(Work to complete): Each line that includes the word "завершенных" should be copied from the records.

(Records for this task):
"""

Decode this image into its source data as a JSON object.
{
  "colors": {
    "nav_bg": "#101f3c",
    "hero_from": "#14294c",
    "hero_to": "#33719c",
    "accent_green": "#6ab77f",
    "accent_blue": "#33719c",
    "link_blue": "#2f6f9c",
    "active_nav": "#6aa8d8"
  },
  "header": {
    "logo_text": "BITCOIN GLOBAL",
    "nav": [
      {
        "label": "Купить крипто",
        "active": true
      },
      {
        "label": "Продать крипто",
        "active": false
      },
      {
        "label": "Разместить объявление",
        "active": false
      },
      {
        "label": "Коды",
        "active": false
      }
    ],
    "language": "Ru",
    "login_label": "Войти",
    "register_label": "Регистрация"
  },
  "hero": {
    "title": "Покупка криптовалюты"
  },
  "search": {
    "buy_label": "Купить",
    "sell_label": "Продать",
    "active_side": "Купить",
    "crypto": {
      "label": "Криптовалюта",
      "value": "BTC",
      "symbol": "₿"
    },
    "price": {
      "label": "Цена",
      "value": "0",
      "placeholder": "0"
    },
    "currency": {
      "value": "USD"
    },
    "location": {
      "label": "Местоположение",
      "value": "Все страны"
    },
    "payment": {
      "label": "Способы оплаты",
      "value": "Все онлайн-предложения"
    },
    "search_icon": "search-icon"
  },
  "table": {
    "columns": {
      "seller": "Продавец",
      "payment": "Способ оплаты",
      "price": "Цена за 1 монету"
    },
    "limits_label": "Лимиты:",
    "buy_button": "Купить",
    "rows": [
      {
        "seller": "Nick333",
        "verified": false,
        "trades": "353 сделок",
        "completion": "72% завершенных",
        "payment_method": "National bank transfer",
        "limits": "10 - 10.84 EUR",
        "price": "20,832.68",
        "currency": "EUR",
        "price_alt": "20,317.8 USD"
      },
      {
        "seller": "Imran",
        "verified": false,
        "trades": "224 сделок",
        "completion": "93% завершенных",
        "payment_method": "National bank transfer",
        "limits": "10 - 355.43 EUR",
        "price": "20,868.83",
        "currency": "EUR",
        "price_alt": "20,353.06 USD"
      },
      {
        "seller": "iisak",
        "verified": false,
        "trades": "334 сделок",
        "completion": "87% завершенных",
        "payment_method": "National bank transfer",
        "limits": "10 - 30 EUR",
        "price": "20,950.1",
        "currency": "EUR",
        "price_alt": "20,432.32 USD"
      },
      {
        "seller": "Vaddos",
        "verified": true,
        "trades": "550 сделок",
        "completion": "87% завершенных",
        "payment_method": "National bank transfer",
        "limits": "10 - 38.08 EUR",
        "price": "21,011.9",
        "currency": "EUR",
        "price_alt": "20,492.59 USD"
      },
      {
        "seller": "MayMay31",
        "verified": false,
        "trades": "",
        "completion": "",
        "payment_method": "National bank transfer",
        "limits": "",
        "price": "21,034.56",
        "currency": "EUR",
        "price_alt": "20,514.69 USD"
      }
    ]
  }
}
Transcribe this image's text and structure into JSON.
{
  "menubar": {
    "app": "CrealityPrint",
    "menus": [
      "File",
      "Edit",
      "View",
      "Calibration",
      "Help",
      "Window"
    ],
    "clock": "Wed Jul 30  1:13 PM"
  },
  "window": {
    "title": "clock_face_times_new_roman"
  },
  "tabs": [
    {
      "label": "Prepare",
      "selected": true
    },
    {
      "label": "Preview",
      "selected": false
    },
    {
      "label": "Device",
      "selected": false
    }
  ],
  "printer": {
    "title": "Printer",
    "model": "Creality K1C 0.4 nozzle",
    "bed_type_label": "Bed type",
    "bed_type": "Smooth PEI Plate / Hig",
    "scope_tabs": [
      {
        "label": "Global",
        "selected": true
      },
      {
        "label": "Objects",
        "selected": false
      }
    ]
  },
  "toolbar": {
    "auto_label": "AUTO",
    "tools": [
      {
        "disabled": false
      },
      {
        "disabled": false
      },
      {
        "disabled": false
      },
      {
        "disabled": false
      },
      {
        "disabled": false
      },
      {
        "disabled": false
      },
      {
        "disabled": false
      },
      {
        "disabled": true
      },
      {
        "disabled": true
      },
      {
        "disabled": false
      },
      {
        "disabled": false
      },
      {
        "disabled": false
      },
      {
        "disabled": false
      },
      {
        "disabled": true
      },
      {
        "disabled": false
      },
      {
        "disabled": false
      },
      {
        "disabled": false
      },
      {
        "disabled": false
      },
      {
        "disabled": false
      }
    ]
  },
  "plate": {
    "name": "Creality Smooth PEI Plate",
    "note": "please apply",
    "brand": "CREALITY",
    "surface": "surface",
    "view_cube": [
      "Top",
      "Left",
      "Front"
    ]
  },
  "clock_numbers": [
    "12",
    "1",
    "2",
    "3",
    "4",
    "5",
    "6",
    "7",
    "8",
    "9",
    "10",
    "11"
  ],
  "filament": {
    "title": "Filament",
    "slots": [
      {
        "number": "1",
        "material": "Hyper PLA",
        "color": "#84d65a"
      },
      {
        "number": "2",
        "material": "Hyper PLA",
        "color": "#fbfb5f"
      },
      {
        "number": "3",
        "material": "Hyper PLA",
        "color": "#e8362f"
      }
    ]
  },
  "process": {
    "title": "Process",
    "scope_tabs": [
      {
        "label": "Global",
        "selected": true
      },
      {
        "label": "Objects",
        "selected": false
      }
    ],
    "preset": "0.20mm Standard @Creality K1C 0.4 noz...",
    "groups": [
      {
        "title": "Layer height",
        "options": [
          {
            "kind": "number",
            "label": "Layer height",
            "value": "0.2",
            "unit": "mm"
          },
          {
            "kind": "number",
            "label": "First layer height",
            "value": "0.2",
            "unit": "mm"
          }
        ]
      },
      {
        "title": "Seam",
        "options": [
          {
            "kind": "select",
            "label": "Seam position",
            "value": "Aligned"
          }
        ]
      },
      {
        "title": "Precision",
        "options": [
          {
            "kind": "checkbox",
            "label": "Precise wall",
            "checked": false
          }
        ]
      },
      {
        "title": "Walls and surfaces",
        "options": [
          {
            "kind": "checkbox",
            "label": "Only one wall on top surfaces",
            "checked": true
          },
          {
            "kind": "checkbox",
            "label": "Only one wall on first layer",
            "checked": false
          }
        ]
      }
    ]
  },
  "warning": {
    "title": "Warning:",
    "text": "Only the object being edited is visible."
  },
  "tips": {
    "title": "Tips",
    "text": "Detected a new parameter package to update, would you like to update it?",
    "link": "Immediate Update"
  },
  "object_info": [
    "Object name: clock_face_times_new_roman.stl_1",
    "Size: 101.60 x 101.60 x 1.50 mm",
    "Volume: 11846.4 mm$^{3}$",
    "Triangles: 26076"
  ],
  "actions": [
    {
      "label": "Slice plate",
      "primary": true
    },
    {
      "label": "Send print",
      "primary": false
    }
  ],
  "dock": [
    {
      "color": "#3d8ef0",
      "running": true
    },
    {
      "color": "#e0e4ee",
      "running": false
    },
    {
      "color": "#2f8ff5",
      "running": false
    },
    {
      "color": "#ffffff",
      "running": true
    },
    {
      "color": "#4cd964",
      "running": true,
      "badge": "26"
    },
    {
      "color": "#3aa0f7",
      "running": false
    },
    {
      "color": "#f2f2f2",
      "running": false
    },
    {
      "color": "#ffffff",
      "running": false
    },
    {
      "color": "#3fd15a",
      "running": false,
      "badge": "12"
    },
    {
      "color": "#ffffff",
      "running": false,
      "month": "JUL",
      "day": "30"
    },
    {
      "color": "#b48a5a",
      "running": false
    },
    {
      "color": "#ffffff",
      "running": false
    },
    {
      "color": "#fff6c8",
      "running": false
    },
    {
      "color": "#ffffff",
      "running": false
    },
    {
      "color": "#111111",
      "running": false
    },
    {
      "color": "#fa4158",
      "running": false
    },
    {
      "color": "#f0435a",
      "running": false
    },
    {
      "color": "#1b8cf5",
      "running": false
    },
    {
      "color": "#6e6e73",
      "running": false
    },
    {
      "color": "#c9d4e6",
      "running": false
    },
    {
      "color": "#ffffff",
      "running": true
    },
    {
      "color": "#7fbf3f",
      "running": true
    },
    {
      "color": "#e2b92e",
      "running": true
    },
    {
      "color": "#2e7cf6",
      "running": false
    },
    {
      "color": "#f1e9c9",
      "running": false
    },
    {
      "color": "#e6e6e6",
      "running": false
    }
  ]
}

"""

(Task response):
        "completion": "72% завершенных",
        "completion": "93% завершенных",
        "completion": "87% завершенных",
        "completion": "87% завершенных",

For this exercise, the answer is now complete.